That’s a shame, because a fully realized health care system of the kind imagined by Dr. Fine would attract business and investment to Rhode Island, while draconian cuts in services to our most vulnerable will have the opposite effect. If we could build Neighborhood Health Stations and make them work, “then health care spending becomes a business magnet. People come and locate businesses here, just because of our health care,” says Dr. Fine.
It’s a great idea, but not one that’s likely to happen. Since Dr. Fine’s departure, Neighborhood Health Stations seem in jeopardy. The new head of the RIDOH, Dr. Nicole Alexander-Scott, has yet to comment on the plan. But a more immediate reason for the plan’s quiet demise can be intuited.

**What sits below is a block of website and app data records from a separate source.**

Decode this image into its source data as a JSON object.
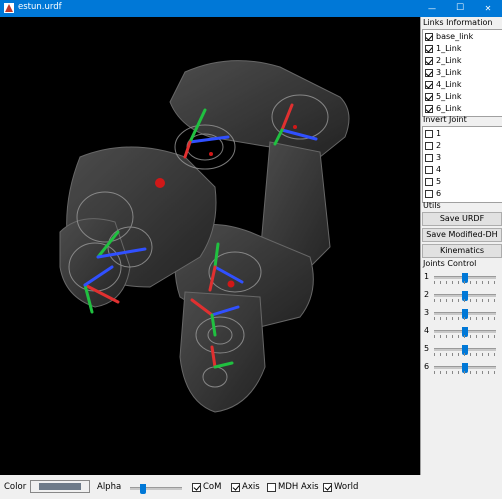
{
  "window": {
    "title": "estun.urdf",
    "minimize": "—",
    "maximize": "☐",
    "close": "✕"
  },
  "panel": {
    "links_label": "Links Information",
    "links": [
      {
        "label": "base_link",
        "checked": true
      },
      {
        "label": "1_Link",
        "checked": true
      },
      {
        "label": "2_Link",
        "checked": true
      },
      {
        "label": "3_Link",
        "checked": true
      },
      {
        "label": "4_Link",
        "checked": true
      },
      {
        "label": "5_Link",
        "checked": true
      },
      {
        "label": "6_Link",
        "checked": true
      }
    ],
    "invert_label": "Invert Joint",
    "invert": [
      {
        "label": "1",
        "checked": false
      },
      {
        "label": "2",
        "checked": false
      },
      {
        "label": "3",
        "checked": false
      },
      {
        "label": "4",
        "checked": false
      },
      {
        "label": "5",
        "checked": false
      },
      {
        "label": "6",
        "checked": false
      }
    ],
    "utils_label": "Utils",
    "save_urdf": "Save URDF",
    "save_mdh": "Save Modified-DH",
    "kinematics": "Kinematics",
    "joints_label": "Joints Control",
    "joints": [
      {
        "label": "1",
        "value": 0.5
      },
      {
        "label": "2",
        "value": 0.5
      },
      {
        "label": "3",
        "value": 0.5
      },
      {
        "label": "4",
        "value": 0.5
      },
      {
        "label": "5",
        "value": 0.5
      },
      {
        "label": "6",
        "value": 0.5
      }
    ]
  },
  "bottom": {
    "color_label": "Color",
    "color_value": "#6e7b89",
    "alpha_label": "Alpha",
    "alpha_value": 0.25,
    "com_label": "CoM",
    "com_checked": true,
    "axis_label": "Axis",
    "axis_checked": true,
    "mdh_label": "MDH Axis",
    "mdh_checked": false,
    "world_label": "World",
    "world_checked": true
  },
  "colors": {
    "titlebar": "#0078d7",
    "accent": "#0078d7",
    "viewport": "#000000"
  }
}
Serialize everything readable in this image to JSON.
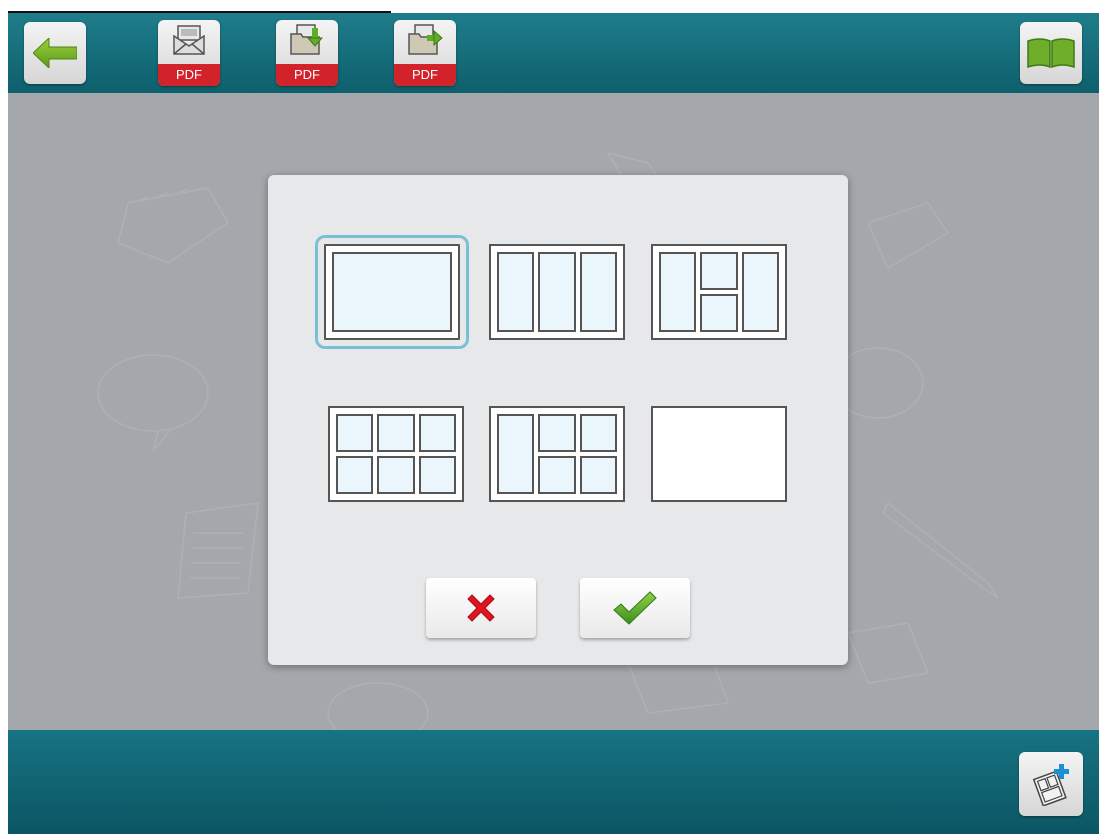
{
  "toolbar": {
    "back_icon": "back-arrow-icon",
    "pdf_email_label": "PDF",
    "pdf_save_label": "PDF",
    "pdf_export_label": "PDF",
    "book_icon": "open-book-icon"
  },
  "dialog": {
    "layouts": [
      {
        "name": "single-panel",
        "selected": true
      },
      {
        "name": "three-columns",
        "selected": false
      },
      {
        "name": "column-grid-column",
        "selected": false
      },
      {
        "name": "six-panel-grid",
        "selected": false
      },
      {
        "name": "column-plus-four-grid",
        "selected": false
      },
      {
        "name": "blank",
        "selected": false
      }
    ],
    "cancel_icon": "red-x-icon",
    "confirm_icon": "green-check-icon"
  },
  "bottombar": {
    "add_page_icon": "add-page-icon"
  },
  "colors": {
    "bar_teal": "#127080",
    "selection_blue": "#7bbfd6",
    "pdf_red": "#d2232a",
    "cancel_red": "#e0141e",
    "confirm_green": "#4ea82a"
  }
}
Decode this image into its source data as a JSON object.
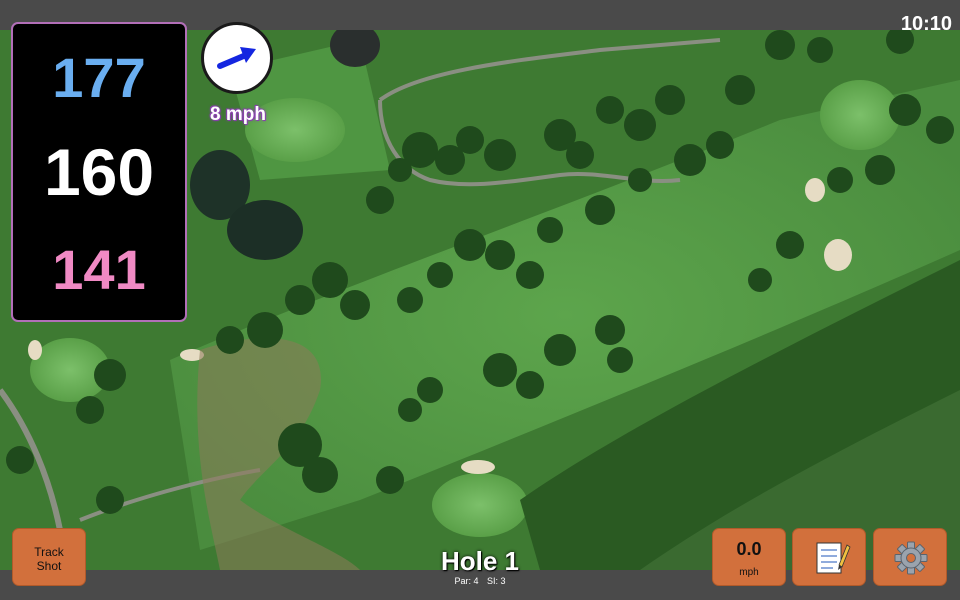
{
  "status": {
    "time": "10:10"
  },
  "distances": {
    "back": "177",
    "middle": "160",
    "front": "141",
    "colors": {
      "back": "#6aaef0",
      "middle": "#ffffff",
      "front": "#f08ac4"
    }
  },
  "wind": {
    "speed_label": "8 mph",
    "direction_icon": "arrow-icon",
    "arrow_color": "#1426e0"
  },
  "controls": {
    "track_shot": "Track Shot",
    "speed_value": "0.0",
    "speed_unit": "mph",
    "notes_icon": "notepad-icon",
    "settings_icon": "gear-icon"
  },
  "hole": {
    "title": "Hole 1",
    "par": "Par: 4",
    "si": "SI: 3"
  },
  "colors": {
    "button": "#d2703c",
    "panel_border": "#b26fb8",
    "bar": "#4a4a4a"
  }
}
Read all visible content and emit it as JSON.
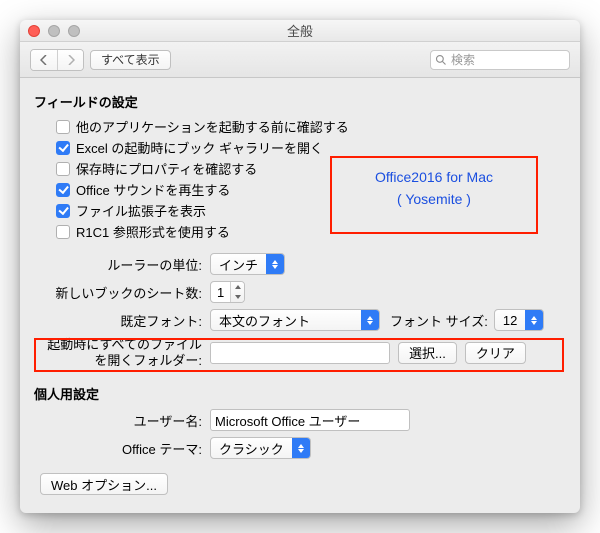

“…if I have had one failure [while serving as director of the R.I. Department of Health],” said Dr. Fine, “if I want to be self-critical, [it’s] that I haven’t made it clear enough to people that we don’t have a problem with insurance, the problem is insurance. That thinking, that insurance, as a financial mechanism, can impact health, is a fundamental, categorical mistake.”
Dr. Fine saw his Neighborhood Health Stations as saving money by cutting out for profit insurance companies, and actually reducing the size of hospitals. The Reinventing Medicaid working group is comprised of a diverse group of people, but for-profit insurers and health-care providers have a prominent seat at the table. Timothy Babineau, MD, president and CEO of Lifespan, Peter Andruszkiewicz, president and CEO of Blue Cross Blue Shield of RI and Helena Foulkes, executive vice president of CVS Health and president of CVS/pharmacy will ensure that their corporate, for-profit interests are protected.
To Dr. Fine, Neighborhood Health Stations are the future of health care. “…if we don’t do it, all we’re doing is perpetuating a costly infrastructure that doesn’t work.” An infrastructure that will remain immeasurably profitable to those sitting at the top of certain health care empires.
The “artwork was created by Roger Williams University students, in consultation with students at Rhode Island College School of Nursing, to illustrate how Neighborhood Health Stations could enhance well-being in Rhode Island communities.”